Records drawn from a dataset:
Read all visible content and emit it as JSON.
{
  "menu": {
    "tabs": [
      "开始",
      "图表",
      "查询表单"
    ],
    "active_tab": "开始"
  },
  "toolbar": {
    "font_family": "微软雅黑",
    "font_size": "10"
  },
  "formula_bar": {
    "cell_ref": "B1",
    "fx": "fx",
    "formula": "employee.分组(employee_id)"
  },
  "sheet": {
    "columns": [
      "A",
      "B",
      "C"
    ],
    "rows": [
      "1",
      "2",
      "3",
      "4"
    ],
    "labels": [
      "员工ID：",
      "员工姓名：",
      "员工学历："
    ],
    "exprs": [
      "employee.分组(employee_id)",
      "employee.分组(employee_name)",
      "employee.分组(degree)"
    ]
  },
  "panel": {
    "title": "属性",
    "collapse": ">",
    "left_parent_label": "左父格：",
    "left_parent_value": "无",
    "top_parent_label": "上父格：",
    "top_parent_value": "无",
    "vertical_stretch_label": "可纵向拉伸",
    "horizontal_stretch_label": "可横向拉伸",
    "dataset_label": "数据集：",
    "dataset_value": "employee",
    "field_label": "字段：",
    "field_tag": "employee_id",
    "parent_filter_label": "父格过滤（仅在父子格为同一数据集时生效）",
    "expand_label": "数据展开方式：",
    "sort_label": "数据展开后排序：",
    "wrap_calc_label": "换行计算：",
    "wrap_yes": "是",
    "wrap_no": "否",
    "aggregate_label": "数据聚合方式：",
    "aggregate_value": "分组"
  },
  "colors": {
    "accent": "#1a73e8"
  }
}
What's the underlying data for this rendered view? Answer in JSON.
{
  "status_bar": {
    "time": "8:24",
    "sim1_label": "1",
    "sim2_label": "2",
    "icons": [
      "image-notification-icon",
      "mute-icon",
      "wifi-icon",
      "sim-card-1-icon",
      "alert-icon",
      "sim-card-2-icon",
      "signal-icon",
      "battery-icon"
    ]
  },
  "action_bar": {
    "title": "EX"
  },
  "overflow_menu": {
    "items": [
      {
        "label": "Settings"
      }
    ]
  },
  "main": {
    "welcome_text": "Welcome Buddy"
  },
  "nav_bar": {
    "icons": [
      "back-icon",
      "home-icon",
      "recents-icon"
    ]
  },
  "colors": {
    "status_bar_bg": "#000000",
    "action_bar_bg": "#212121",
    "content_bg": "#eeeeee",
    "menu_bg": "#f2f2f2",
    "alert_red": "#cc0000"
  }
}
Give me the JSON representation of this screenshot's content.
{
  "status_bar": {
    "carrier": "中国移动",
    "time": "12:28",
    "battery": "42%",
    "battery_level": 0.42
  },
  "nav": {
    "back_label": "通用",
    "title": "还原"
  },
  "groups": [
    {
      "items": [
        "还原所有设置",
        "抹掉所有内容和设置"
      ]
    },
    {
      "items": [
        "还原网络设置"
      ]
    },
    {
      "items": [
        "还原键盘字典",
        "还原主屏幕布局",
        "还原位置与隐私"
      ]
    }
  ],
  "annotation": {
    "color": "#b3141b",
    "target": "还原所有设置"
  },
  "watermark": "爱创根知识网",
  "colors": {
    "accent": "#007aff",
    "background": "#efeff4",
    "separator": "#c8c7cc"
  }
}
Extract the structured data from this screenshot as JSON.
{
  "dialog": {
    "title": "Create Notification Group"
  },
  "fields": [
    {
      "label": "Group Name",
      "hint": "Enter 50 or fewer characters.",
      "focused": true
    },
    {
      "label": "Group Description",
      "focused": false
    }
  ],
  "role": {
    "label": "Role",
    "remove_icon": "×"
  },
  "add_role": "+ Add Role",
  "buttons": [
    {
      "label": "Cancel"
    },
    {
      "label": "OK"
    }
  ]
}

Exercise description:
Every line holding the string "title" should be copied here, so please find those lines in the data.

Answer for the task:
    "title": "属性",
    "title": "EX"
    "title": "还原"
    "title": "Create Notification Group"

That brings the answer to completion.